Many visitors proclaim that Savannah's Historic District is the crowning jewel of one of the most stunning metropolitan areas in all of the world. Its roads are lined with cobblestones with beautifully tended gardens and rich oak strewn public green spaces lending the area an air of sophistication, charm, and beauty. One of the most distinctive features of any Georgian town is the silver-hued Spanish Moss which adorns the trees.
The Savannah Historic District has been named a National Historic Landmark District and is the largest of its kind in the country. This attraction consists of over twenty blocks that are filled with many things to see including museums, churches, mansions, monuments, and well-known forts.
Also found within this center are many restaurants, shopping centers, boutique shops, and 18th-century homes.
Enjoy an RV stay at Skidaway Island State Park or Fort McAllister State Park.
RV campers won't have to travel far to roll into their final destination with only 17.5 miles separating them from Tybee Island.
Tybee Island is located along the coast and is only a very short distance from one of Savannah's most popular attractions: its Historic District. The beach found at Tybee Island is considered one of the best in the world, making it a great place for RV campers looking to enjoy some fun in the sun on their vacation.
Tybee Island has lots to offer during a visit. The city has a thriving arts culture which includes local music, live entertainment, and much more. For the fine arts, why not stop by one of the region's many art galleries? The shopping is also fine here with many luxury boutiques and unique shops to choose from.

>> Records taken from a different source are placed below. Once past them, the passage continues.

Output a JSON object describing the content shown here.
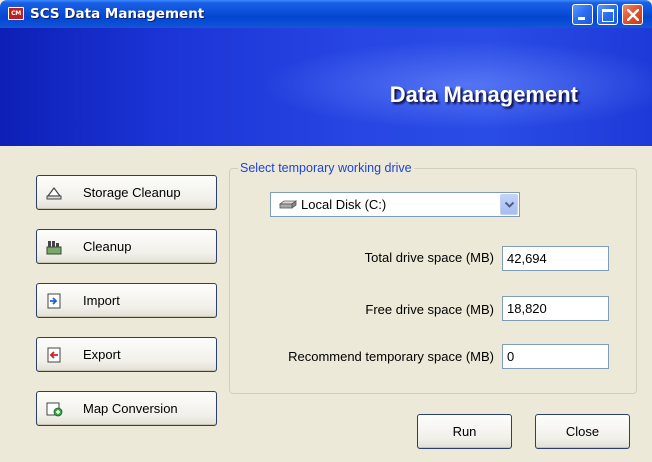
{
  "window": {
    "title": "SCS Data Management",
    "app_icon_text": "CM"
  },
  "banner": {
    "title": "Data Management"
  },
  "sidebar": {
    "buttons": [
      {
        "label": "Storage Cleanup",
        "icon": "storage-cleanup-icon"
      },
      {
        "label": "Cleanup",
        "icon": "cleanup-icon"
      },
      {
        "label": "Import",
        "icon": "import-icon"
      },
      {
        "label": "Export",
        "icon": "export-icon"
      },
      {
        "label": "Map Conversion",
        "icon": "map-conversion-icon"
      }
    ]
  },
  "drive_group": {
    "legend": "Select temporary working drive",
    "selected_drive": "Local Disk (C:)",
    "fields": {
      "total_label": "Total drive space (MB)",
      "total_value": "42,694",
      "free_label": "Free drive space (MB)",
      "free_value": "18,820",
      "recommend_label": "Recommend temporary space (MB)",
      "recommend_value": "0"
    }
  },
  "actions": {
    "run_label": "Run",
    "close_label": "Close"
  },
  "colors": {
    "banner": "#1c34d6",
    "legend_text": "#1e44d8",
    "window_face": "#ece9d8"
  }
}
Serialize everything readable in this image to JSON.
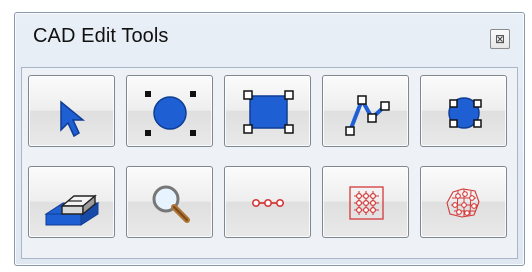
{
  "window": {
    "title": "CAD Edit Tools",
    "close_glyph": "⊠"
  },
  "tools": [
    {
      "icon": "pointer-arrow-icon"
    },
    {
      "icon": "select-circle-icon"
    },
    {
      "icon": "select-rectangle-icon"
    },
    {
      "icon": "polyline-icon"
    },
    {
      "icon": "edit-circle-icon"
    },
    {
      "icon": "eraser-icon"
    },
    {
      "icon": "magnifier-icon"
    },
    {
      "icon": "link-nodes-icon"
    },
    {
      "icon": "group-grid-icon"
    },
    {
      "icon": "scattered-grid-icon"
    }
  ],
  "colors": {
    "accent_blue": "#1f5fd4",
    "handle_black": "#111111",
    "link_red": "#d43a3a",
    "frame_border": "#8a9aad"
  }
}
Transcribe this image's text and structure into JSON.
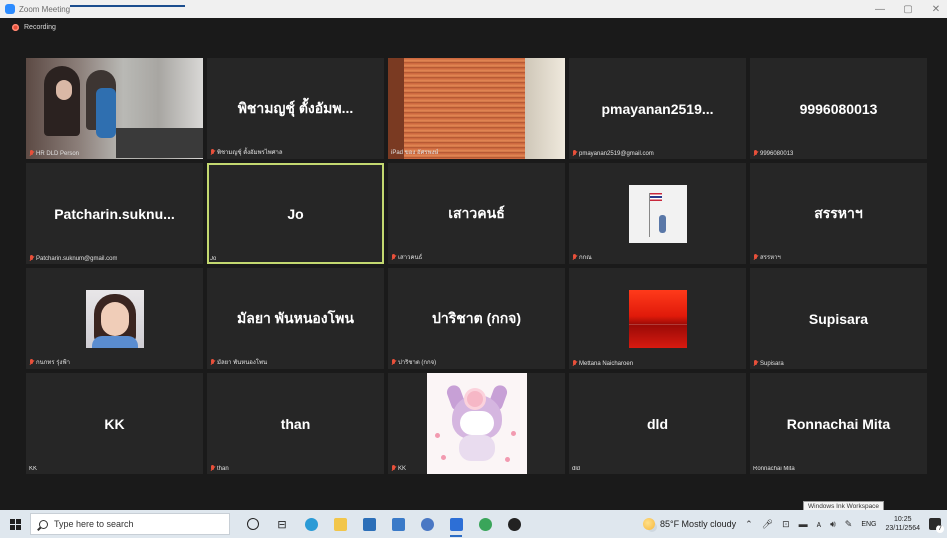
{
  "window": {
    "title": "Zoom Meeting"
  },
  "meeting": {
    "recording_label": "Recording",
    "tiles": [
      {
        "kind": "video",
        "video": "photo-hr",
        "label": "HR DLD Person",
        "muted": true
      },
      {
        "kind": "name",
        "display": "พิชามญชุ์ ตั้งอัมพ...",
        "label": "พิชามญชุ์ ตั้งอัมพรไพศาล",
        "muted": true
      },
      {
        "kind": "video",
        "video": "photo-blinds",
        "label": "iPad ของ อัศรพงษ์",
        "muted": false
      },
      {
        "kind": "name",
        "display": "pmayanan2519...",
        "label": "pmayanan2519@gmail.com",
        "muted": true
      },
      {
        "kind": "name",
        "display": "9996080013",
        "label": "9996080013",
        "muted": true
      },
      {
        "kind": "name",
        "display": "Patcharin.suknu...",
        "label": "Patcharin.suknum@gmail.com",
        "muted": true
      },
      {
        "kind": "name",
        "display": "Jo",
        "label": "Jo",
        "muted": false,
        "active": true
      },
      {
        "kind": "name",
        "display": "เสาวคนธ์",
        "label": "เสาวคนธ์",
        "muted": true
      },
      {
        "kind": "avatar",
        "avatar": "photo-flag",
        "label": "กกณ",
        "muted": true
      },
      {
        "kind": "name",
        "display": "สรรหาฯ",
        "label": "สรรหาฯ",
        "muted": true
      },
      {
        "kind": "avatar",
        "avatar": "photo-girl",
        "label": "กนกทร รุ่งฟ้า",
        "muted": true
      },
      {
        "kind": "name",
        "display": "มัลยา พันหนองโพน",
        "label": "มัลยา พันหนองโพน",
        "muted": true
      },
      {
        "kind": "name",
        "display": "ปาริชาต (กกจ)",
        "label": "ปาริชาต (กกจ)",
        "muted": true
      },
      {
        "kind": "avatar",
        "avatar": "photo-red",
        "label": "Mettana Naicharoen",
        "muted": true
      },
      {
        "kind": "name",
        "display": "Supisara",
        "label": "Supisara",
        "muted": true
      },
      {
        "kind": "name",
        "display": "KK",
        "label": "KK",
        "muted": false
      },
      {
        "kind": "name",
        "display": "than",
        "label": "than",
        "muted": true
      },
      {
        "kind": "avatar",
        "avatar": "photo-kuromi",
        "label": "KK",
        "muted": true
      },
      {
        "kind": "name",
        "display": "dld",
        "label": "dld",
        "muted": false
      },
      {
        "kind": "name",
        "display": "Ronnachai Mita",
        "label": "Ronnachai Mita",
        "muted": false
      }
    ]
  },
  "tooltip": "Windows Ink Workspace",
  "taskbar": {
    "search_placeholder": "Type here to search",
    "weather": "85°F  Mostly cloudy",
    "language": "ENG",
    "time": "10:25",
    "date": "23/11/2564",
    "notification_count": "7",
    "app_icons": [
      {
        "name": "cortana-icon",
        "glyph": ""
      },
      {
        "name": "task-view-icon",
        "glyph": "⊟"
      },
      {
        "name": "edge-icon",
        "color": "#2b9bd6"
      },
      {
        "name": "file-explorer-icon",
        "color": "#f2c64a"
      },
      {
        "name": "store-icon",
        "color": "#2c6fb8"
      },
      {
        "name": "teams-icon",
        "color": "#3a7ac8"
      },
      {
        "name": "app-icon",
        "color": "#4a78c4"
      },
      {
        "name": "zoom-icon",
        "color": "#2d6fd6"
      },
      {
        "name": "chrome-icon",
        "color": "#3aa55a"
      },
      {
        "name": "obs-icon",
        "color": "#222222"
      }
    ]
  }
}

For those that love outdoor recreation, a trip to Tybee Island won't disappoint. Whether you rent your own or bring equipment with you, kayaking and canoeing are both popular attractions here. Along a paddling tour, RV campers may be treated to the wonderful sight of many varieties of birds and animal life indigenous to the region. For some of the best fishing in the area, it is well worth the effort to travel to spend the day doing some angling at the Tybee Pier and Pavilion.
With a vast amount of shoreline to explore, beachcombing is a great way to spend a day. Consider a side trip to leisurely peruse the Historic Tybee Lighthouse or Fort Pulaski.
Traveling around Tybee Island in an RV is not so hard to do. Much of the area can be explored on foot, so RV campers can park their rig at their campground and either take a taxi or a cab into town or just set out to enjoy a nice, long walk.
The best places to enjoy an RV stay on Tybee Island include Rivers End Campground and RV Park and Red Gate Campground and RV Resort.